Despite mounting scientific evidence that viruses can cause changes in learning and memory, the reasons have remained elusive.
In a new study, scientists reported finding that viruses affect the immune system in a way that results in loss of connections between nerve cells in mice brains and those mice performed worse on tests of learning ability.
"This study in animals resonates with what we see in the clinic, where patients with acute or chronic infectious diseases often have weaker performance on motor skills and experience memory decline," study co-author Guang Yang said in a press release.
The research, conducted by scientists at the New York University School of Medicine was published online May 15th in Nature Medicine.
One route of entry for viruses into the body is through the blood. Even if a virus initially enters through the lungs (like the flu virus) or the genital tract (like HIV), the virus often ends up in the blood.
Experiments in mice conducted by the investigators found that the effects of a virus-like infection — created by injecting the mice with a non-pathogenic compound that the body reacts to as if it were an infection — on the brain started in the bloodstream.
They found that when a virus enters the bloodstream, it triggers the immune system to respond. The first cells that respond to fight the foreign invader are immune cells that go by the name CX3CR1highLY6Clow monocytes in mice — a very unique subset of white cells. In humans, they go by the name CX3CR1highCD14dimCD16+, but, they both are the patrolling cells of the immune system.
Dendrites are projections from the brain's neuron cells that carry information from another neuron into the dendrite cell's body. Some dendrites have small projections called dendritic spines that process information received through the senses into memories. The responding monocytes in the mice released tumor necrosis factor alpha (TNFa) — a protein involved in modulating immune responses — that then traveled to the brain. Once in the brain, the study team found that TNFa blocked the formation of dendritic spines.
To test effects of infection on the animals' ability to learn, mice were trained to run on an accelerating rotating rod, while the investigators took images of the dendrites in their brain. Two days after the researchers infected the mice with the viral mimic, they did significantly worse on the rotating rod manipulation they had learned just days before.
Brain images showed the mice with the virus-like infection had lost than half the percentage of dendritic spines as uninfected mice did and led the scientist to conclude that immune disruption of synaptic networks was the cause of the impaired learning process they observed.
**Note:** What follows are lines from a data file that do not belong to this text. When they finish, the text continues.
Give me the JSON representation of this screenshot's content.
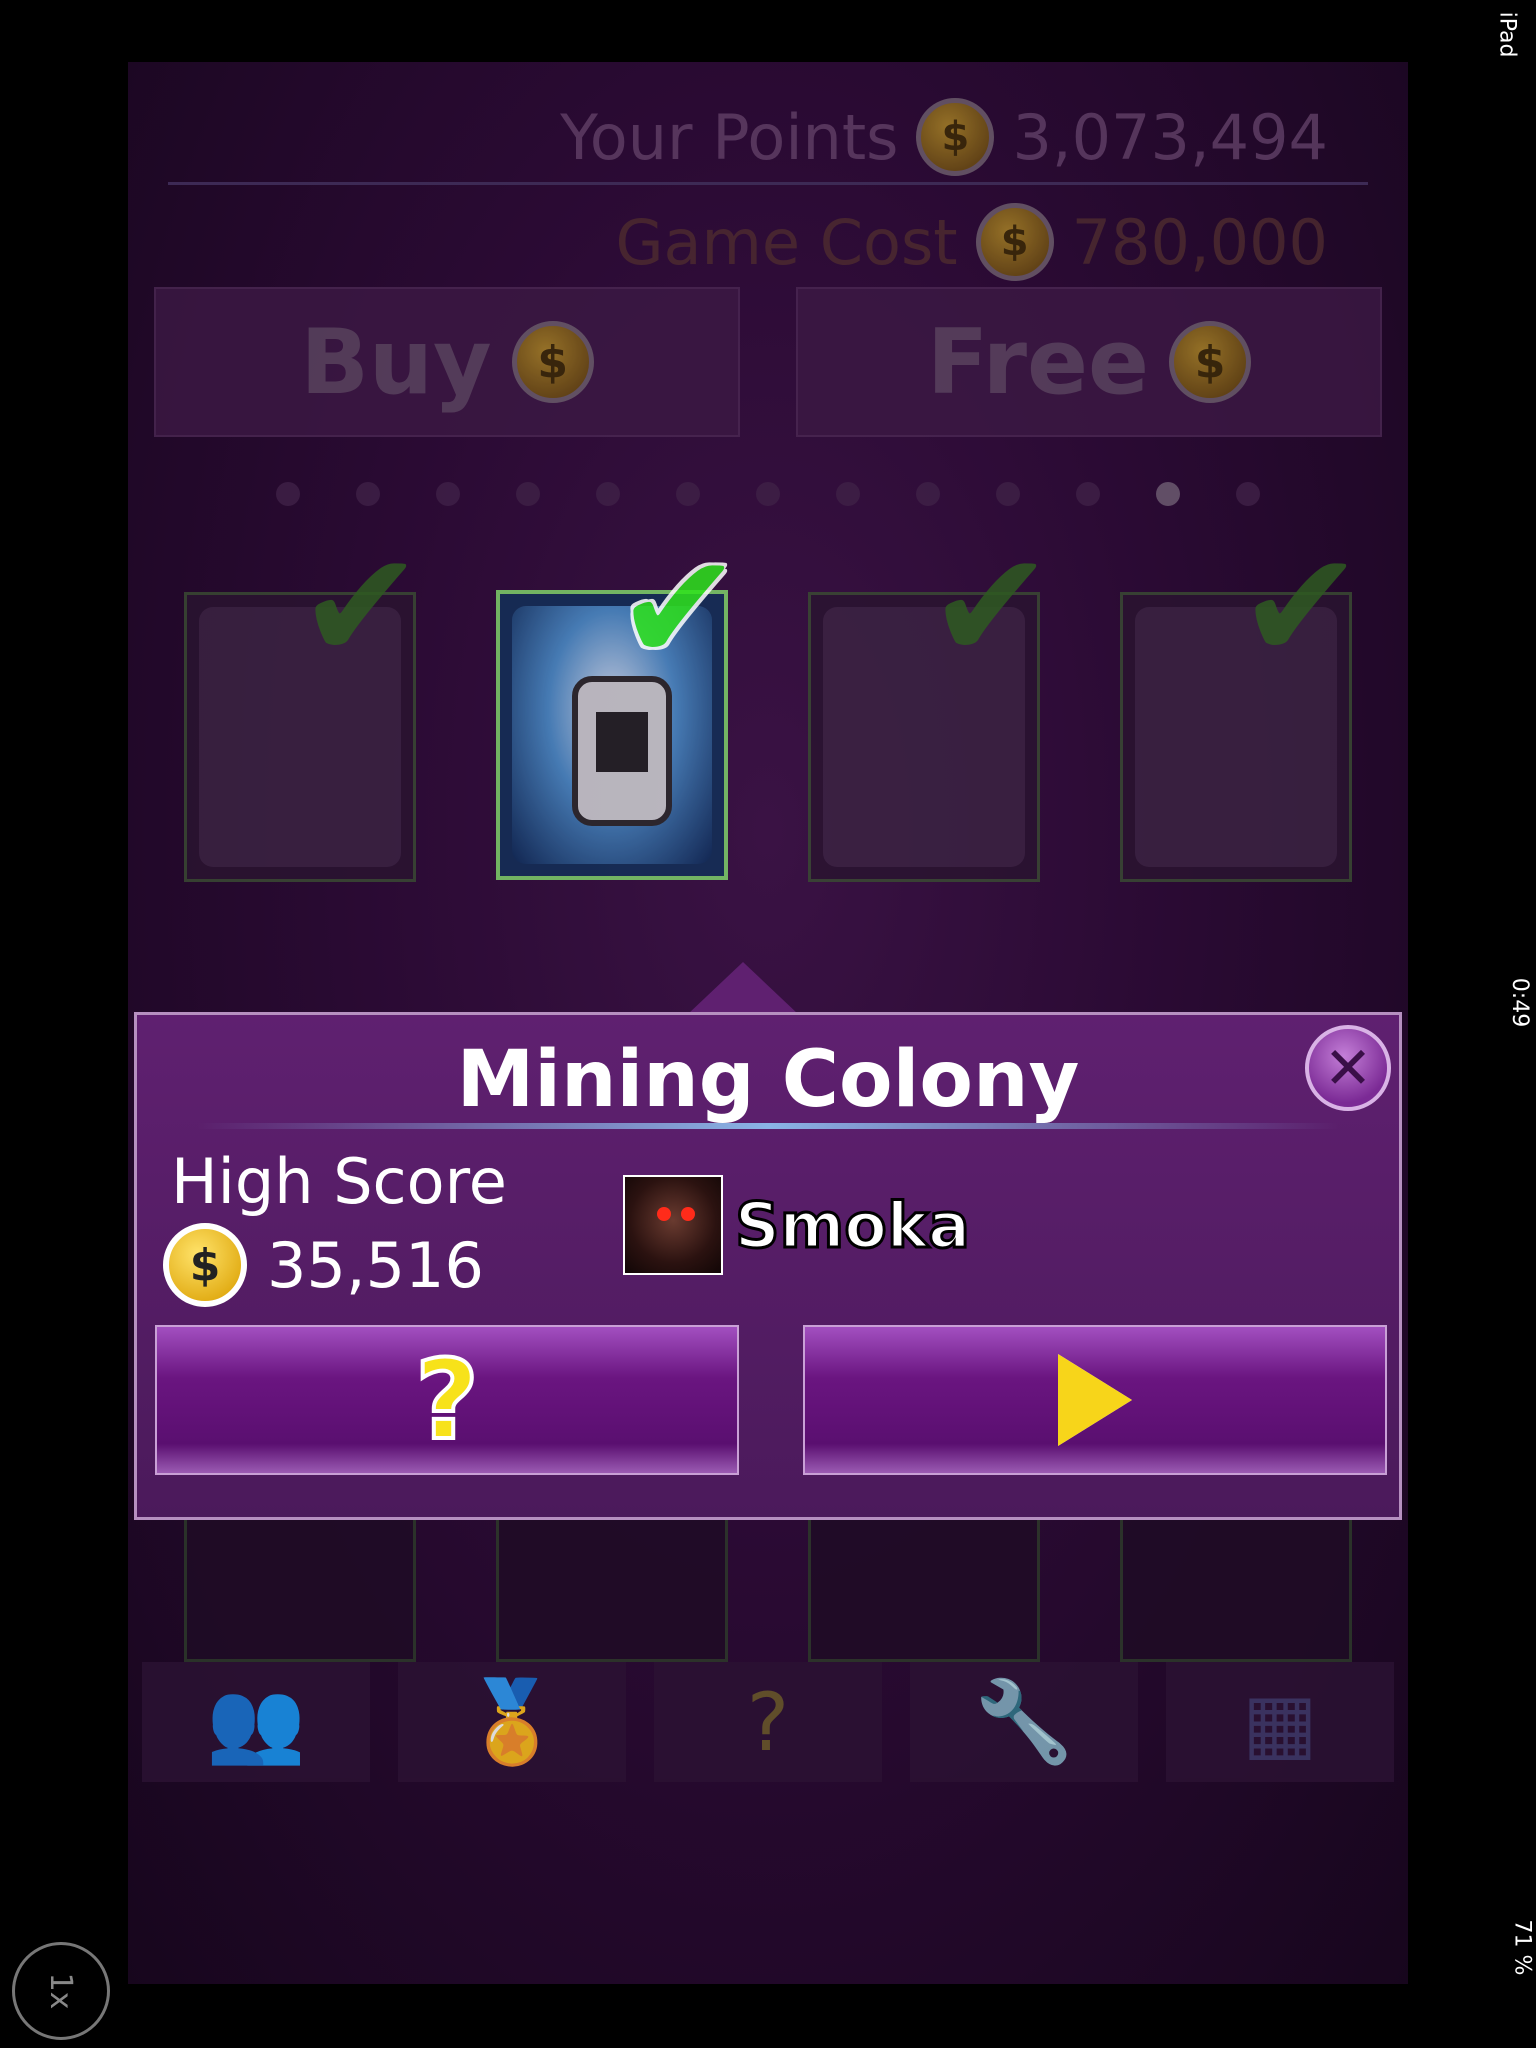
{
  "status_bar": {
    "device": "iPad",
    "time": "0:49",
    "battery": "71 %"
  },
  "zoom_button": {
    "label": "1x"
  },
  "header": {
    "points_label": "Your Points",
    "points_value": "3,073,494",
    "cost_label": "Game Cost",
    "cost_value": "780,000"
  },
  "buttons": {
    "buy_label": "Buy",
    "free_label": "Free"
  },
  "pager": {
    "count": 13,
    "active_index": 11
  },
  "popup": {
    "title": "Mining Colony",
    "high_score_label": "High Score",
    "high_score_value": "35,516",
    "player_name": "Smoka",
    "close_symbol": "✕",
    "help_symbol": "?"
  },
  "nav": {
    "icons": [
      "friends-icon",
      "medal-icon",
      "help-icon",
      "wrench-icon",
      "mini-map-icon"
    ]
  },
  "colors": {
    "popup_bg": "#5f2070",
    "accent_yellow": "#f7e21a",
    "check_green": "#2ee31c"
  }
}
The study authors said that the unique subset of monocytes, as well as TNFa, may present potential therapeutic targets for preventing infection-induced cognitive dysfunction.